There are people in the world who have sound sensitivity problems. Not all are like me. You see sound is more than just an assemblage of tones.
Someone made the comment the other day that they think I’m alone too much. I believe it was because of how upset I got about the noise of cell phones, etc. I can understand why they’d think that. It is a sensible deduction.
Of course I’m not really alone. I have Charlie and Ivy. But some would still consider that being alone.
English is my 2nd language. Autism is my first,” Dani Bowman
Please don’t think I resent everyone with a cell phone.
They are a wonderful tool if used correctly. Although as with everything, many people just don’t use their common sense and manners. So I’m sorry if I offended anyone about cell phones.
One of the characteristics of Asperger’s syndrome in adults is hyper- and hyposensitivity to sound. Some people consider sound sensitivity to be more of a problem for them than other difficulties common to Asperger’s, such as socializing, communicating with others, and managing work. – Assessment and Treatment of Asperger’s Syndrome in Adults
I’ve had problems with sound all of my life. As a child I found other children to be too noisy. I would rather play alone. Fireworks were a nightmare.
I also have sensitivity to things like fluorescent lights. I can’t ignore them. It’s like a sizzling noise in the background that I’m constantly aware of.
When I’m talking to a doctor and the door is open and I can hear other people talking, I can’t filter out the noise to hear the person speaking to me. I have to get up and shut the door.
It is not so much one sound as the many sounds around us all the time. It’s the not being able to filter the sounds around us.
Consider construction work going on in the street as you’re walking along the sidewalk. Couple that with the throbbing of boom-boom music in a car at a red light.
Add to that cell phones ringing and people talking and my heart is racing. I become so anxious I head for home because I can’t think straight. The tumult of everything going on at once is for me excruciating.
I literally can’t think straight. Because I’m overwhelmed. It’s like a physical pain that I can’t free myself from until I get home and close the door on the world.

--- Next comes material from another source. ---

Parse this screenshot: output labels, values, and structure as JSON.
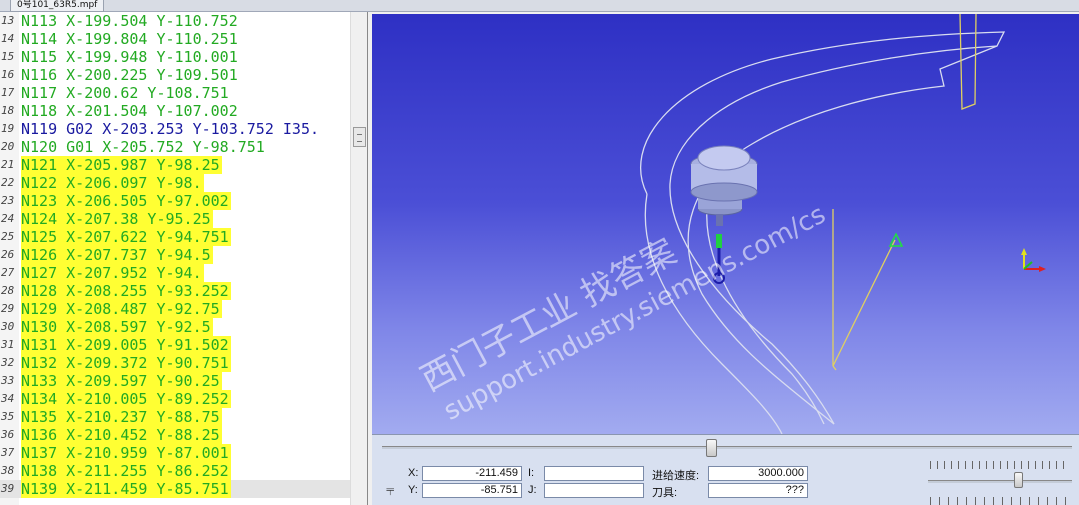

The world is a loud place. There’s no way to tell the world to shut up unfortunately.
So I try not to go places when young children are out of school and liable to be in the stores. There is no way you’d see me in a shopping mall. And the thought of actually working among others in a work place is unimaginable. In fact unfathomable.
It is not just a sound. But the cacophony of sounds.
It doesn’t happen often, but under certain circumstances, I will have a meltdown. And it isn’t pretty. For instance, four days after Abi died I was in the vet’s waiting room with Charlie because he was sick.
Being at the vet’s office, which brought back everything about Abi’s death, was overwhelming enough.
The waiting room is small. It was late in the day. Noisy. People checking out, dogs barking. I was already stressed due to losing Abi.
First the facial tics begin. My left eye must look like I’m winking at someone. I can feel it happening, but I can’t stop it. My eye seemingly has a mind of its own.
Then I start pacing. An older woman working there started to come over to me and I put my hands out and shook my head. Don’t come near me.
“Please don’t talk to me,” I said to her, and she retreated, looking like she very much wanted to help but had no idea what to do. There is nothing anyone else can do, you see. And there’s no way I can stop doing what I’m doing.
I was lucky someone who works there has an adult niece with Asperger’s, for she came out and led me to a small room where they keep their records. We went in and she closed the door.
I sat in the chair with Charlie and rocked. Rocking is comforting. When my children were small sometimes I would sit in a bathtub of water in the middle of the night and rock.
Repetitive movements and behavior. The pacing, the rocking, the flapping of hands.
I’m sure it is frightening when you see someone like this and you don’t know what is happening. It doesn’t happen often because I understand the environment that is conducive for me to live and work in.
Remember when I told you about dissociative episodes and the fact that they start with a smell, a sight, a sound.
More often than not it will be a sound that brings them on. I wouldn’t be able to tell you what the sound was, just that the world stopped when I heard it.
Wanting to be free. Wanting to be me. Trying to make people see. And accept the real me. – Scott Lentine
So you see the real problem, for the person who thinks I’m alone too much, is not that I’m alone. But that it is the only way I can cope.
And before anyone asks, yes, I take medication. I take antidepressants and meds for anxiety to help me cope. My whole adult life. I can’t imagine trying to cope without them.
So now I’ll move on to something more pleasant.
On this Monday morning it is rather dark outside. From where I sit here, with Charlie curled up between my lower legs on the ottoman, I can see the bare tree branches beyond the buildings.
They are perfectly still, a rarity in Oklahoma, where the wind often comes sweeping down the plains.
The tree branches look rather lonely, with no leaves to adorn them. But then all that will change in just a few months time.
Until then I will sit here in the silence and keep them company.
“Life is… not about counting the losses and the lost expectations, but rather swimming, with as much grace as can be mustered, in the joy of all of it,” Leisa Hammett